Air Traffic Controller Career -
Where can I work?
While aircraft and pilots may steal the show when it comes to aviation, air traffic controllers are an absolutely essential element of the aviation industry. Without their highly-skilled eyes watching over and keeping pilots from running into each other, flying would harder than it already is.
If you're considering an air traffic control career, chances are you already know this, but what you may not know is there are several places air traffic controllers work. Once you complete your training, you can work as a tower, TRACON, or En-route controller.
Of all the career paths available to air traffic controllers, this is probably the one most people picture. These controllers are generally located at the airport in the tower if there is one.
They spend their days and nights overseeing operations at the airport level.
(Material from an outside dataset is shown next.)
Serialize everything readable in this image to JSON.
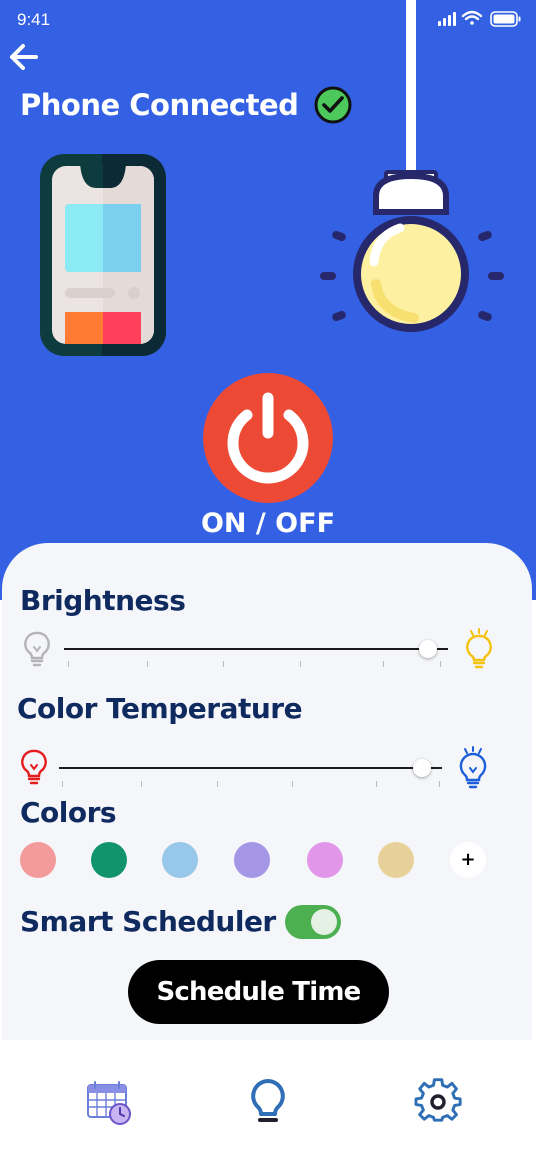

They control local weather reporting and issuing clearances for taxi, takeoff, and landing. In short, tower controllers control the airport.
Terminal Approach Control
Terminal approach control, or TRACON, handle everything near the airport. They are usually located in the same facility as the tower controllers, but they don't handle traffic on the ground.
TRACON handles every aircraft within a certain range--both inbound and outbound flights. They may see traffic for a specific field or, as is more common in larger cities, multiple fields.
These controllers are primarily concerned with sequencing and spacing aircraft for safe arrivals and departures.
Last but not least, en-route controllers handle all the airspace between major metropolitan areas. They typically work in dedicated facilities that are much larger than airport towers known as "centers." The center controllers work together to handle all traffic in specific regions by relying on long-range radar and radio services.
Once an aircraft is near its destination, the center controller will hand it off to approach control, who in turn will sequence the aircraft before handing it off to the tower controllers who will issue the landing clearance.
Air traffic controllers are an essential element of the aviation formula. They allow pilots to focus on flying their aircraft by providing weather services and helping pilots maintain separation in the sky. While the job may not come with as much glory as of the pilot, air traffic controllers are the linchpin that keeps the entire system safe and efficient.